The 54-year-old founder of the Chicago-based nonprofit DirectEffect Charities had just learned from a reporter she’d received a pardon from outgoing Gov. Pat Quinn for her 2013 conviction for marijuana possession, along with expungement of her record.
“I’m so happy. I’m so happy. I’m completely overwhelmed. I feel numb, extremely grateful,” DiGiacomo said Monday. “Thank you, Gov. Quinn. Thank you for remembering me. Thank you for forever changing my life.”
DiGiacomo’s 13-year-old charity was recently in the news for helping to get a letter to Santa from an Englewood boy — who asked only for safety — onto the desk of President Barack Obama, who wrote to him.
The pardon means DiGiacomo will now be able to access the medical marijuana she needs for treatment of chronic pain caused by several diseases.
Her story was one of many cited by advocates in their successful battle to get the Illinois Compassionate Use of Medical Cannabis Pilot Program Act passed. Signed into law by Gov. Pat Quinn on Aug. 1 2013, the law took effect Jan. 1, 2014.
The widowed mother of two, who suffers from fibromyalgia, rheumatoid arthritis, spinal stenosis and rotator cuff disease, had used medical marijuana for relief since 2009. She was arrested on Sept. 13, 2012, after receiving a shipment from a California medical marijuana dispensary.

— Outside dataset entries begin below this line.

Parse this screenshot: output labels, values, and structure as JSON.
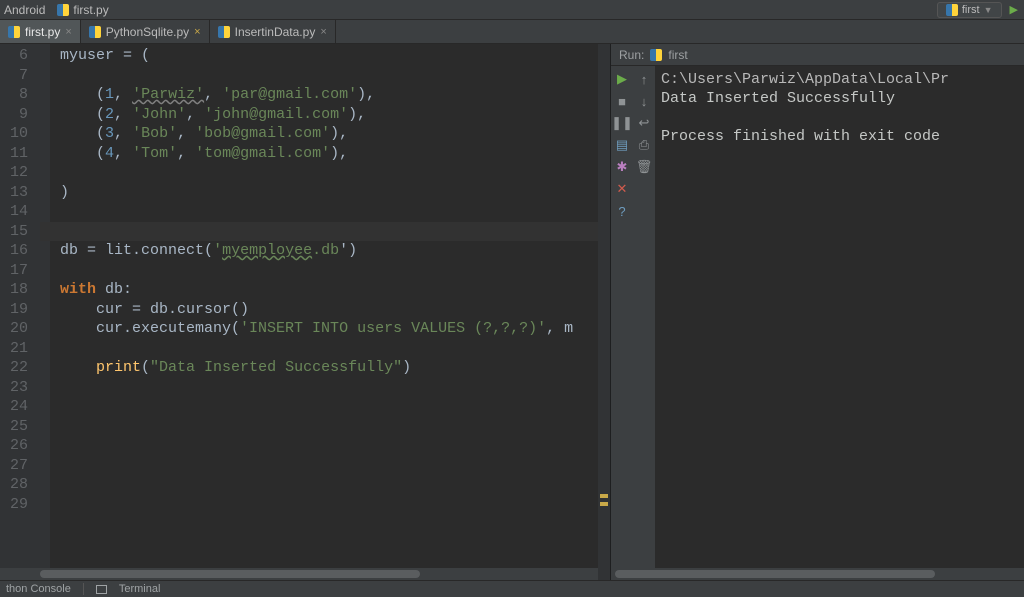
{
  "nav": {
    "breadcrumb1": "Android",
    "breadcrumb2": "first.py",
    "run_config": "first"
  },
  "tabs": [
    {
      "label": "first.py",
      "active": true
    },
    {
      "label": "PythonSqlite.py",
      "active": false
    },
    {
      "label": "InsertinData.py",
      "active": false
    }
  ],
  "editor": {
    "first_line_number": 6,
    "caret_line_index": 9
  },
  "code": {
    "l6": {
      "var": "myuser",
      "op": " = ("
    },
    "l8": {
      "open": "(",
      "n": "1",
      "s1": "'Parwiz'",
      "s2": "'par@gmail.com'",
      "close": "),"
    },
    "l9": {
      "open": "(",
      "n": "2",
      "s1": "'John'",
      "s2": "'john@gmail.com'",
      "close": "),"
    },
    "l10": {
      "open": "(",
      "n": "3",
      "s1": "'Bob'",
      "s2": "'bob@gmail.com'",
      "close": "),"
    },
    "l11": {
      "open": "(",
      "n": "4",
      "s1": "'Tom'",
      "s2": "'tom@gmail.com'",
      "close": "),"
    },
    "l13": {
      "close": ")"
    },
    "l16": {
      "var": "db",
      "eq": " = ",
      "mod": "lit",
      "dot": ".connect(",
      "sq": "'",
      "dbname": "myemployee",
      "ext": ".db",
      "eq2": "')"
    },
    "l18": {
      "kw": "with ",
      "var": "db",
      "colon": ":"
    },
    "l19": {
      "var": "cur",
      "eq": " = db.cursor()"
    },
    "l20": {
      "call": "cur.executemany(",
      "sql": "'INSERT INTO users VALUES (?,?,?)'",
      "rest": ", m"
    },
    "l22": {
      "fn": "print",
      "open": "(",
      "msg": "\"Data Inserted Successfully\"",
      "close": ")"
    }
  },
  "run": {
    "label": "Run:",
    "target": "first"
  },
  "console": {
    "l1": "C:\\Users\\Parwiz\\AppData\\Local\\Pr",
    "l2": "Data Inserted Successfully",
    "l3": "",
    "l4": "Process finished with exit code "
  },
  "bottom": {
    "item1": "thon Console",
    "item2": "Terminal"
  }
}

DiGiacomo pled guilty to Class 4 felony possession on March 5, 2013, after the Cook County state’s attorney’s office declined to take into consideration both verification from her doctors that she needed it for chronic pain and the fact that she possessed a California medicinal marijuana license.
Prosecutors also refused to reduce the charge for the North Sider, who has long run a lauded Letters to Santa program serving thousands of needy Chicago Public Schools students. Nor would prosecutors reduce her charges, which would have allowed her, as a first-time drug offender, to have the case expunged.

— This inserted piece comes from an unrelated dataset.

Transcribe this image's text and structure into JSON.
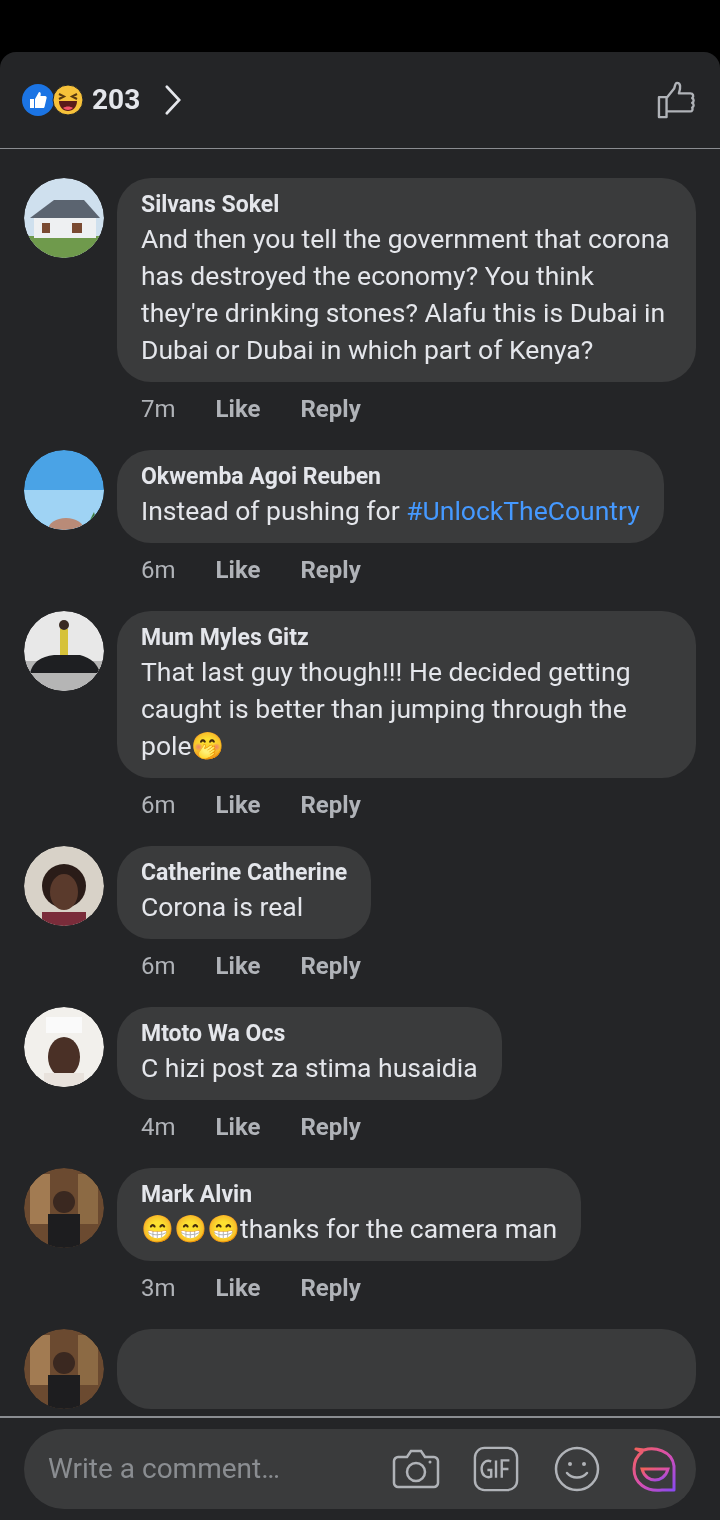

DiGiacomo’s conviction disqualified her from receiving legal medical marijuana, even after Quinn signed the new laws. Doctors and advocates decried that as a failure of compassion.
“[She has] tried numerous traditional medications without any relief,” Dr. Howard An, Rush University Medical Center’s director of spine surgery, told the Chicago Sun-Times in September 2013.
“Each patient who helped pass this law has a story, and each of them was simply looking for compassion in the eyes of the law,” Dan Linn, executive director of the Illinois chapter of the National Organization for the Reform of Marijuana Laws, said at the time.
Noting that the issuance of licenses to grow and distribute medical marijuana is now left to Gov. Bruce Rauner, DiGiacomo pledged to work to see that patients like her finally get their hand on the legal drugs they need.
“I want to do everything I can to help others in my position, because I know what it feels like to have no choices,” she said.
“This pardon and expungement is such a blessing for me because I run a charity that works with children, and I never wanted for this to get in the way of the work I’ve done for the last 13 years.
“I am extremely grateful to be able to continue the work I do and not have this hanging over my head.”